How can rainmakers (Investment Bankers) ‘make it rain’ like never before?

August 12, 2015


During my prior 5 years of working as an investment banker, I have heard many highly talented Managing Directors lament about the difficulty of winning business ‘these days’.

While the heightened regulatory scrutiny, ubiquitous cheap capital and the rise of boutique/relationship based investment banks are adverse external factors; the deal making and capital raising volumes are nonetheless back to the levels seen in the pre-crisis days and the opportunity for investment bankers to add value to their clients appears as robust as ever.

In my view, part of the difficulty in winning business ‘these days’ lies in wall street relying on the same decades old tools of prospecting clients and building relationships. The decision makers at corporations and sponsors (Private Equity Firms and Venture Capitalists) have upgraded the forums from where they get information and find business relationships, but their talented corporate finance advisors (investment bankers) have not.

Here are a few suggestions that can be used by seasoned and rising client-calling officers to become more effective at engaging with their clients and create immediate positive impact to their franchise:

  1. Cast a net where there are most fishes

A large section of corporate and sponsor decision makers are spending a substantial amount of time on social media platforms such as LinkedIn and Twitter to stay connected with the talent pool, potential customers and other stake holders. For example, a quick search on LinkedIn shows up >3,000 CxOs from large US based IT/Internet companies (with greater than 10,000 employees), and these CxOs (such as Meg Whitman, Jeff Immelt, Mark Hurd and Michael Moritz) are regularly writing and sharing long-form posts about topics which are at the top of their minds. Connecting with these executives through warm introductions and leveraging their shared insights would help investment bankers to setup more meetings, build better rapport with the decision makers and customize their discussion materials (pitchbooks).
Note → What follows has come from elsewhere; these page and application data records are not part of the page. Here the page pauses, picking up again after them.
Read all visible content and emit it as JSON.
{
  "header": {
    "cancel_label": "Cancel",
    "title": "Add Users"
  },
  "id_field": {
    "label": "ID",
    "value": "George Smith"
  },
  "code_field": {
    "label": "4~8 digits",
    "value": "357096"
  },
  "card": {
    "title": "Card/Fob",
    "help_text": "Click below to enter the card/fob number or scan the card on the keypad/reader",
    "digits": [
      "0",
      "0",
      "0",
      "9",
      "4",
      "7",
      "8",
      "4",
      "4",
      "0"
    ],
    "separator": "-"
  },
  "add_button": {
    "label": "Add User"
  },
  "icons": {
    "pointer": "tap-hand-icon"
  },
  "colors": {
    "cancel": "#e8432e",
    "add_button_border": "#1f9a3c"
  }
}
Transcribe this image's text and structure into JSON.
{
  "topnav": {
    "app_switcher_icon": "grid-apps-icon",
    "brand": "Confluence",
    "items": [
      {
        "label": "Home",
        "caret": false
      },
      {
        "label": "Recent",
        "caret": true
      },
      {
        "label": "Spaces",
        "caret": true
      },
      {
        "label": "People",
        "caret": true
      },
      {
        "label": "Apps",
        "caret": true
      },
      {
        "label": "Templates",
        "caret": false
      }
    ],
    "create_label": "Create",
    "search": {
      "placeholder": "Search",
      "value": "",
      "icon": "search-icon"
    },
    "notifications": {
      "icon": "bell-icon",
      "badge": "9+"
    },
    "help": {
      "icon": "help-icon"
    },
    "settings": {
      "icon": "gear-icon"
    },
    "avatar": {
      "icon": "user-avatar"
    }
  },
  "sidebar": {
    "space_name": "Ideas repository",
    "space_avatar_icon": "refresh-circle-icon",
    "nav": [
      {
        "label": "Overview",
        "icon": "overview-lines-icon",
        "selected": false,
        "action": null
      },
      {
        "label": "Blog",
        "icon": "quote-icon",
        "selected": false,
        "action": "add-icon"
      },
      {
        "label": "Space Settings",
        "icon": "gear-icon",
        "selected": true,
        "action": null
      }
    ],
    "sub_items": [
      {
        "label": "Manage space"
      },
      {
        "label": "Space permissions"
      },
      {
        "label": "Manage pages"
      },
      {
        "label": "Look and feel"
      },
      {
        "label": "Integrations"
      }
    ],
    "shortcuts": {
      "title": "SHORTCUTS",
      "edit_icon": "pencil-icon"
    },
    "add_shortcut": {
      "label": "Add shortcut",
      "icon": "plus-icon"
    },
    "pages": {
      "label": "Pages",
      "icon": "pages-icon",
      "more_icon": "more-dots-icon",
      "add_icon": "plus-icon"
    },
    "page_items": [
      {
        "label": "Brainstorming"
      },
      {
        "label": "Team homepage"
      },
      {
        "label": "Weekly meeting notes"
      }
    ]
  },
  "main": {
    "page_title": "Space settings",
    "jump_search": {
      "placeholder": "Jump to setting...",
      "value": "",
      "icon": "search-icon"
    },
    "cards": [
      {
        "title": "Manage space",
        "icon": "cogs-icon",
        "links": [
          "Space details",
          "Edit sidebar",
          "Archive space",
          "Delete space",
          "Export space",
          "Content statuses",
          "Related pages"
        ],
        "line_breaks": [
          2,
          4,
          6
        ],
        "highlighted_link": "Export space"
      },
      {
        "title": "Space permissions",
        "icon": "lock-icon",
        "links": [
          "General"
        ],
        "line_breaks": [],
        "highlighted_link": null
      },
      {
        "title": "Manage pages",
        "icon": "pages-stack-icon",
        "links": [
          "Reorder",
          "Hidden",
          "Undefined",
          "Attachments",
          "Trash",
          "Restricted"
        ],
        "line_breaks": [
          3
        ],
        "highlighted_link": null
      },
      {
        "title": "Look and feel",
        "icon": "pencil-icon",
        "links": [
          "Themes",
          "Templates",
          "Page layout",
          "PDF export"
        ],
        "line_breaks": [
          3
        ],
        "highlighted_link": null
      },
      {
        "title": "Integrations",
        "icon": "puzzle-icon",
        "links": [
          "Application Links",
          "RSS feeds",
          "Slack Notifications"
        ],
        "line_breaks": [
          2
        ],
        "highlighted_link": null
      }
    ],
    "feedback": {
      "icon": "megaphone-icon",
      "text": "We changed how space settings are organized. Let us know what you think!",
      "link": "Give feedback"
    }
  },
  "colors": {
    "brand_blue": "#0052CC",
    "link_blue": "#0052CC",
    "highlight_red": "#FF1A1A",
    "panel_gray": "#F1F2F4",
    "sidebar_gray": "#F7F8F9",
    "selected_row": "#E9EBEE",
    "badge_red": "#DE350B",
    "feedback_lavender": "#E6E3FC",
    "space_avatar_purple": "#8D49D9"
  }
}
  1. Advertise your industry/product knowledge and deal experience

Every investment banker worth his salt knows that past deal experience and robust knowledge of one’s industry/product are the most critical elements to get qualified for new business. And as a result, every investment bank sends out periodic, non-confidential ‘deal announcement’ emails and industry thought pieces to its entire client base to keep them posted on their deal achievements.

But isn’t this practice so old school? Especially, when one can publish his/her WSJ deal press releases / league table rankings / non-confidential industry reports or articles on their LinkedIn profile and make that news go viral amongst their firm’s collective social network, which will be much larger than most email distribution lists. Additionally, there are apps such as LinkedIn ‘Elevate’ which allows employees at an organization to track all news related to their employer and share the most relevant news pieces across their social networks. So now, the entire firm (and not just the Investment Banking employees) can be the cheerleader of their participation in that marquee M&A or IPO deal and generate inbound interests from companies/sponsors considering a similar transaction.

  1. Leverage your firm’s network to connect with decision makers

Most top notch investment banks have few rain makers who have been in the business for many decades and enjoy vacations and sun valley barbeques with the ‘A’ listers of the corporate world. Access to these relationships either sit in the siloed rolodexes of these rainmakers or the defunct firm wide ‘who-knows-who’ databases which are rarely updated or used. Colleagues of this rainmaker get to know about his relationships only after the firm has lost the bake-off.

Now, one can use technology to access this already formidable, existing network. LinkedIn Sales Navigator’s TeamLink offering allows the entire firm’s employee base to automatically look into each other’s LinkedIn connections and get a warm introduction to the partner of that elusive VC firm who will eventually pick the left IPO bookrunner or add that critical page in the sell-side pitchbook which graphs out your firm’s network at the most likely buyer/s (an incredibly important factor in winning sellside deals these days)

Additionally, for prospecting purposes, one can also use LinkedIn Sales Navigator’s Lead Builder to filter down corporate professionals by various criterion (Location, Industry, Company Size etc.) to identify that CFO of a tech company in Detroit who is now ready to access public markets and is not getting any wall street ­­attention. (Side note: I personally know 2-3 bankers who have won large mandates by reaching out to potential clients through LinkedIn)

The above mentioned pointers are highly effective tools for Investment bankers to tip the scale in their favor in this intensely competitive business. Many investment banks, corporations and sponsors are already using LinkedIn Sales Navigator to identify key decision makers and leverage their firm’s existing network to win that all-important mandate. So, why not call us and learn more about the relevant use cases and case studies for you. Heck, your clients and competition are using these tools, so why shouldn’t you?

Download our eBook, The Art of Social Selling with Sales Navigator, to learn more social selling tips.